[INPUT DATA]:
▽
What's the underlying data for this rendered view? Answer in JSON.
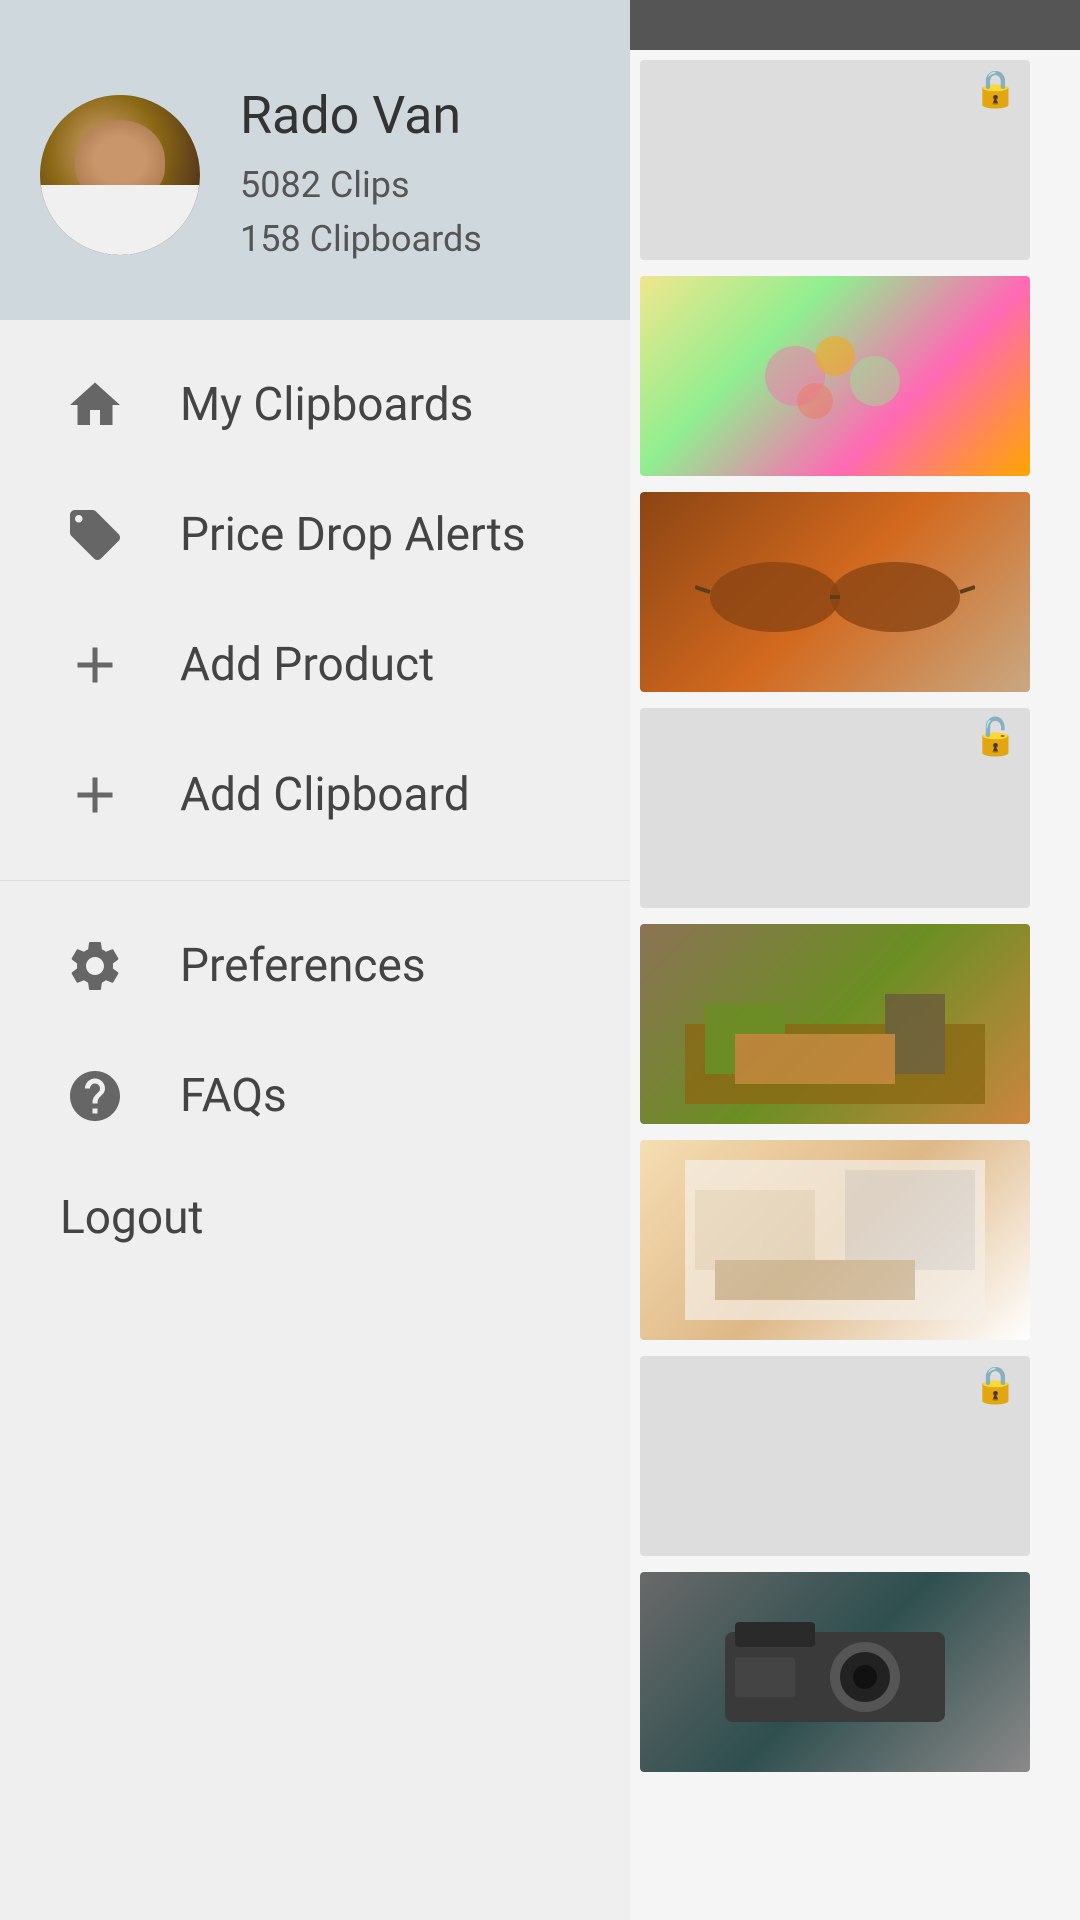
{
  "statusBar": {
    "height": 50
  },
  "header": {
    "chatIconLabel": "chat"
  },
  "profile": {
    "name": "Rado Van",
    "clips": "5082 Clips",
    "clipboards": "158 Clipboards"
  },
  "menu": {
    "topItems": [
      {
        "id": "my-clipboards",
        "label": "My Clipboards",
        "icon": "home"
      },
      {
        "id": "price-drop-alerts",
        "label": "Price Drop Alerts",
        "icon": "pricetag"
      },
      {
        "id": "add-product",
        "label": "Add Product",
        "icon": "plus"
      },
      {
        "id": "add-clipboard",
        "label": "Add Clipboard",
        "icon": "plus"
      }
    ],
    "bottomItems": [
      {
        "id": "preferences",
        "label": "Preferences",
        "icon": "gear"
      },
      {
        "id": "faqs",
        "label": "FAQs",
        "icon": "question"
      }
    ],
    "logoutLabel": "Logout"
  },
  "rightGrid": {
    "items": [
      {
        "id": "item1",
        "locked": false,
        "thumbType": "empty"
      },
      {
        "id": "item2",
        "locked": false,
        "thumbType": "floral"
      },
      {
        "id": "item3",
        "locked": false,
        "thumbType": "sunglasses"
      },
      {
        "id": "item4",
        "locked": true,
        "thumbType": "empty"
      },
      {
        "id": "item5",
        "locked": false,
        "thumbType": "bedroom1"
      },
      {
        "id": "item6",
        "locked": false,
        "thumbType": "bedroom2"
      },
      {
        "id": "item7",
        "locked": true,
        "thumbType": "empty"
      },
      {
        "id": "item8",
        "locked": false,
        "thumbType": "camera"
      }
    ]
  }
}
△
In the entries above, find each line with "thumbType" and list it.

[ANSWER AREA]:
        "thumbType": "empty"
        "thumbType": "floral"
        "thumbType": "sunglasses"
        "thumbType": "empty"
        "thumbType": "bedroom1"
        "thumbType": "bedroom2"
        "thumbType": "empty"
        "thumbType": "camera"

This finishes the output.